I did not get to see as much of either conference as I would have liked to as I was nursing an awful cold. Fortunately, I was able to fight it off long enough to finish and give my ICML and COLT presentations. The ICML one almost didn’t happen as I had completely lost my voice the day before.

One theory paper I really liked at ICML was *PAC-Bayesian Learning of Linear Classifiers* by Pascal Germain, Alexandre Lacasse, François Laviolette and Mario Marchand. They give a general statement of the PAC-Bayes bound in terms of a convex function measuring the divergence between the true and empirical risks and, most importantly, give a remarkably simple proof using only Markov and Jensen’s inequalities.

Although I didn’t really follow the active learning aspects of *Learning from Measurements in Exponential Families* by Percy Liang, Dan Klein and Michael Jordan, I did think their introduction of *measurements* as a way of combining labels and constraints was elegant. Rather than assuming instances *X* have observed labels *Y*, they assume the labels are hidden and their values are only available implicitly through a set of aggregated measurements *M(X,Y)* over the whole data set. Various choices of the function *M* result in many existing learning problems.

Of the presentations I managed to attend at COLT, there were two that I found thought-provoking.

*Learnability and Stability in the General Learning Setting* by Shai Shalev-Shwartz, Ohad Shamir, Nathan Srebro and Karthik Sridharan examined the “general learning setting” proposed by Vapnik where, instead of trying to minimising the expected cost of a function that predicts labels for instances \(\mathbb{E}[\ell(h(X), Y)]\) we just want to find a point \(h\) in a hypothesis space \(\mathcal{H}\) that minimises \(\mathbb{E}[\ell(h, Z)]\). The relationship between hypotheses and instances in the latter case is much more arbitrary than in the usual supervised setting.

Interestingly, the usual correspondence between uniform convergence of empirical risks to the expected risk and learnability which holds for supervised learning with empirical risk minimisation (ERM) breaks down in the general setting. In particular, it turns out uniform convergence is sufficient for learning with ERM but not necessary. The authors therefore explore generalised notions of ERM and show that learnability and stability are equivalent for these more general versions.

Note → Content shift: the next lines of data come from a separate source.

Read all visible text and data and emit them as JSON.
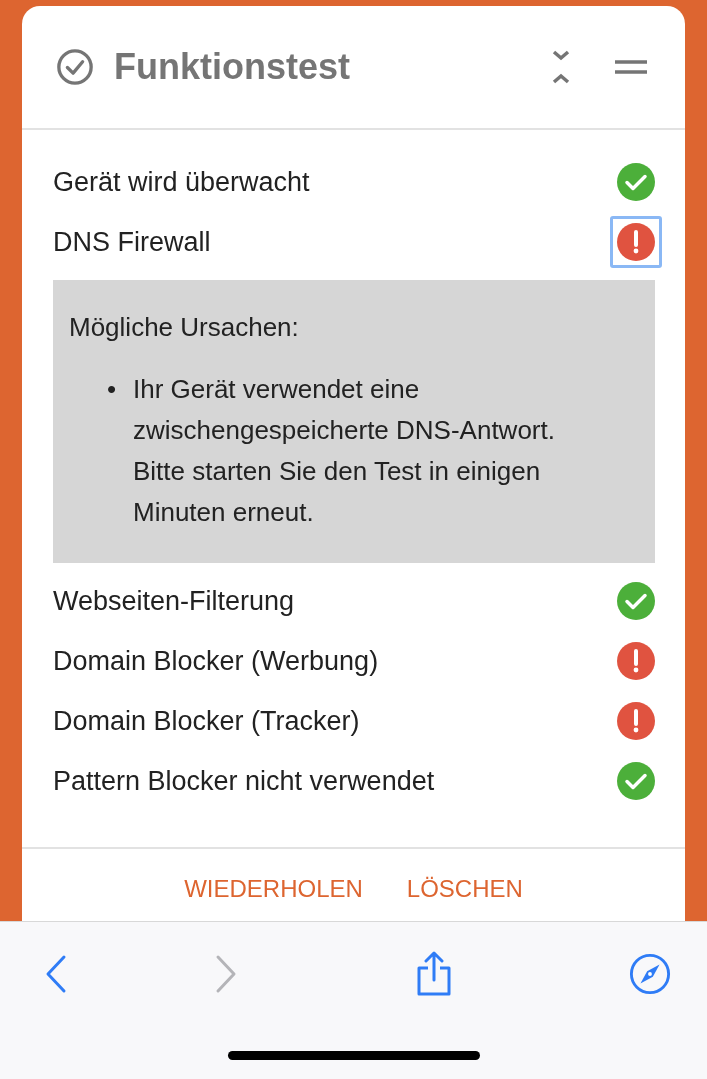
{
  "card": {
    "title": "Funktionstest",
    "items": [
      {
        "label": "Gerät wird überwacht",
        "passed": true,
        "focused": false
      },
      {
        "label": "DNS Firewall",
        "passed": false,
        "focused": true,
        "details": {
          "title": "Mögliche Ursachen:",
          "bullets": [
            {
              "marker": "•",
              "text": "Ihr Gerät verwendet eine zwischengespeicherte DNS-Antwort. Bitte starten Sie den Test in einigen Minuten erneut."
            }
          ]
        }
      },
      {
        "label": "Webseiten-Filterung",
        "passed": true,
        "focused": false
      },
      {
        "label": "Domain Blocker (Werbung)",
        "passed": false,
        "focused": false
      },
      {
        "label": "Domain Blocker (Tracker)",
        "passed": false,
        "focused": false
      },
      {
        "label": "Pattern Blocker nicht verwendet",
        "passed": true,
        "focused": false
      }
    ],
    "actions": [
      "WIEDERHOLEN",
      "LÖSCHEN"
    ]
  },
  "toolbar": [
    {
      "kind": "back",
      "disabled": false
    },
    {
      "kind": "forward",
      "disabled": true
    },
    {
      "kind": "share",
      "disabled": false
    },
    {
      "kind": "compass",
      "disabled": false
    }
  ]
}
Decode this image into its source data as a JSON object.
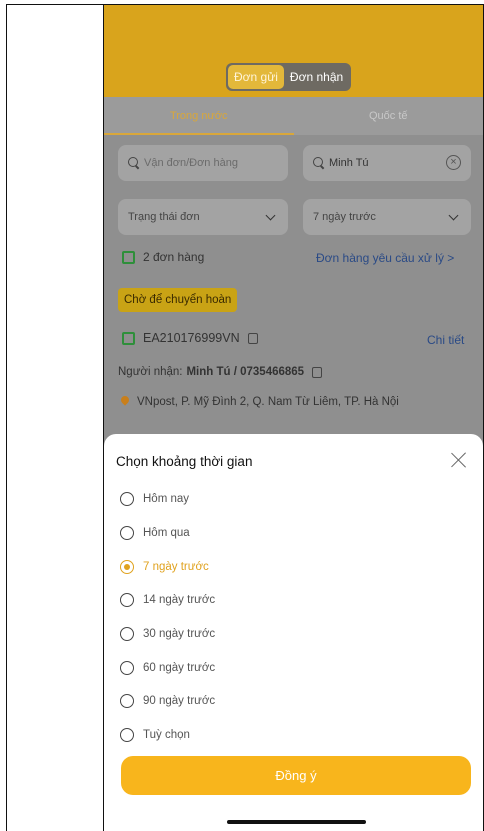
{
  "header": {
    "segments": [
      "Đơn gửi",
      "Đơn nhận"
    ],
    "active_segment": 0
  },
  "tabs": {
    "items": [
      "Trong nước",
      "Quốc tế"
    ],
    "active": 0
  },
  "filters": {
    "order_search_placeholder": "Vận đơn/Đơn hàng",
    "name_search_value": "Minh Tú",
    "status_select": "Trạng thái đơn",
    "time_select": "7 ngày trước"
  },
  "summary": {
    "order_count": "2 đơn hàng",
    "request_link": "Đơn hàng yêu cầu xử lý >"
  },
  "order": {
    "status_badge": "Chờ để chuyển hoàn",
    "tracking_code": "EA210176999VN",
    "detail_link": "Chi tiết",
    "recipient_label": "Người nhận:",
    "recipient_value": "Minh Tú / 0735466865",
    "address": "VNpost, P. Mỹ Đình 2, Q. Nam Từ Liêm, TP. Hà Nội"
  },
  "sheet": {
    "title": "Chọn khoảng thời gian",
    "options": [
      "Hôm nay",
      "Hôm qua",
      "7 ngày trước",
      "14 ngày trước",
      "30 ngày trước",
      "60 ngày trước",
      "90 ngày trước",
      "Tuỳ chọn"
    ],
    "selected_index": 2,
    "confirm_label": "Đồng ý"
  },
  "colors": {
    "brand": "#d9a41c",
    "accent": "#f8b51c",
    "selected": "#e0a21e"
  }
}
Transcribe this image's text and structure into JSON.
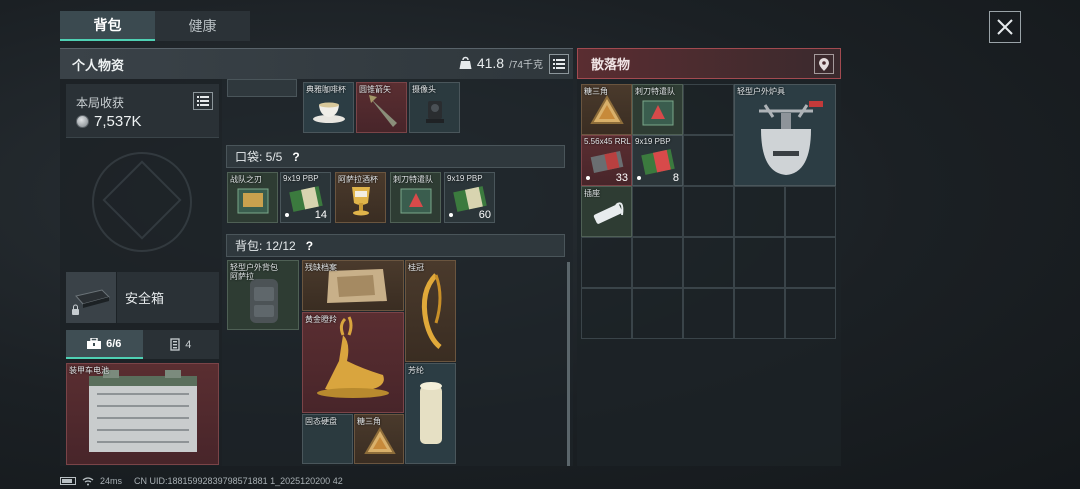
{
  "tabs": [
    {
      "label": "背包"
    },
    {
      "label": "健康"
    }
  ],
  "personal": {
    "title": "个人物资",
    "weight_value": "41.8",
    "weight_max": "/74千克"
  },
  "gains": {
    "label": "本局收获",
    "value": "7,537K"
  },
  "safe_box": {
    "label": "安全箱"
  },
  "subtabs": [
    {
      "label": "6/6"
    },
    {
      "label": "4"
    }
  ],
  "equip": {
    "battery_name": "装甲车电池"
  },
  "top_items": [
    {
      "name": "典雅咖啡杯"
    },
    {
      "name": "圆锥箭矢"
    },
    {
      "name": "摄像头"
    }
  ],
  "pocket": {
    "label": "口袋: 5/5",
    "help": "?",
    "items": [
      {
        "name": "战队之刃",
        "count": ""
      },
      {
        "name": "9x19 PBP",
        "count": "14"
      },
      {
        "name": "阿萨拉酒杯",
        "count": ""
      },
      {
        "name": "刺刀特遣队",
        "count": ""
      },
      {
        "name": "9x19 PBP",
        "count": "60"
      }
    ]
  },
  "backpack": {
    "label": "背包: 12/12",
    "help": "?",
    "bag_name": "轻型户外背包",
    "bag_sub": "阿萨拉",
    "items": [
      {
        "name": "残缺档案"
      },
      {
        "name": "桂冠"
      },
      {
        "name": "黄金瞪羚"
      },
      {
        "name": "芳纶"
      },
      {
        "name": "固态硬盘"
      },
      {
        "name": "糖三角"
      }
    ]
  },
  "loot": {
    "title": "散落物",
    "items": [
      {
        "name": "糖三角",
        "count": ""
      },
      {
        "name": "刺刀特遣队",
        "count": ""
      },
      {
        "name": "轻型户外炉具",
        "count": ""
      },
      {
        "name": "5.56x45 RRLP",
        "count": "33"
      },
      {
        "name": "9x19 PBP",
        "count": "8"
      },
      {
        "name": "插座",
        "count": ""
      }
    ]
  },
  "status_bar": {
    "ping": "24ms",
    "uid": "CN UID:18815992839798571881 1_2025120200 42"
  }
}
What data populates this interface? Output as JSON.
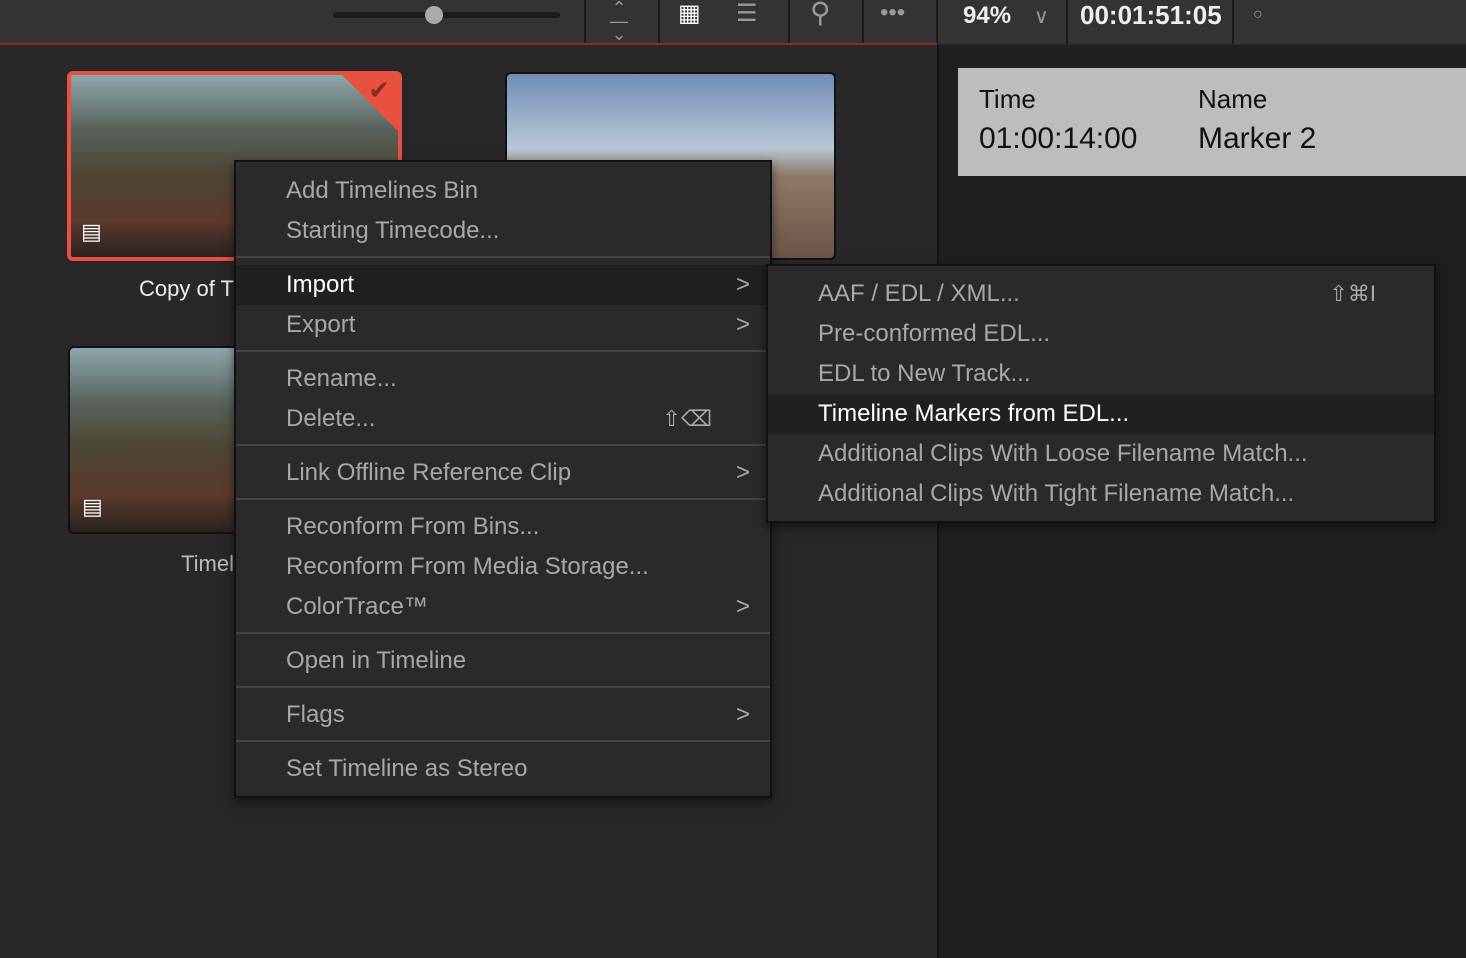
{
  "toolbar": {
    "zoom": "94%",
    "timecode": "00:01:51:05",
    "slider_value": 0.45,
    "icons": [
      "sort-icon",
      "grid-view-icon",
      "list-view-icon",
      "search-icon",
      "more-icon",
      "chevron-down-icon",
      "dot-icon"
    ]
  },
  "viewer": {
    "time_label": "Time",
    "time_value": "01:00:14:00",
    "name_label": "Name",
    "name_value": "Marker 2"
  },
  "bin": {
    "items": [
      {
        "label": "Copy of T",
        "selected": true
      },
      {
        "label": ""
      },
      {
        "label": "Timel"
      }
    ],
    "accent": "#e8503f"
  },
  "context_menu": {
    "items": [
      {
        "label": "Add Timelines Bin"
      },
      {
        "label": "Starting Timecode..."
      },
      {
        "label": "Import",
        "submenu": true,
        "highlighted": true
      },
      {
        "label": "Export",
        "submenu": true
      },
      {
        "label": "Rename..."
      },
      {
        "label": "Delete...",
        "shortcut": "⇧⌫"
      },
      {
        "label": "Link Offline Reference Clip",
        "submenu": true
      },
      {
        "label": "Reconform From Bins..."
      },
      {
        "label": "Reconform From Media Storage..."
      },
      {
        "label": "ColorTrace™",
        "submenu": true
      },
      {
        "label": "Open in Timeline"
      },
      {
        "label": "Flags",
        "submenu": true
      },
      {
        "label": "Set Timeline as Stereo"
      }
    ]
  },
  "import_submenu": {
    "items": [
      {
        "label": "AAF / EDL / XML...",
        "shortcut": "⇧⌘I"
      },
      {
        "label": "Pre-conformed EDL..."
      },
      {
        "label": "EDL to New Track..."
      },
      {
        "label": "Timeline Markers from EDL...",
        "highlighted": true
      },
      {
        "label": "Additional Clips With Loose Filename Match..."
      },
      {
        "label": "Additional Clips With Tight Filename Match..."
      }
    ]
  }
}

Finally, I really liked the connections made between online learning and traditional statistical learning theory in *A Stochastic View of Optimal Regret through Minimax Duality* by Jacob Abernethy, Alekh Agarwal, Peter Bartlett and Alexander Rakhlin. In this paper the authors use the von Neumann’s minimax theorem to relate the minimax regret that is normally used in online convex optimisation (OCO) games to a supremum over a set of distributions of the expectations of a loss. Through a neat geometrical interpretation of this loss they are able to establish upper and lower bounds on the optimal regret for various online learning problems.

If you are after more highlights, I recommend having a look at John and Hal’s overviews of the conferences.

Mark Reid July 7, 2009 Canberra, Australia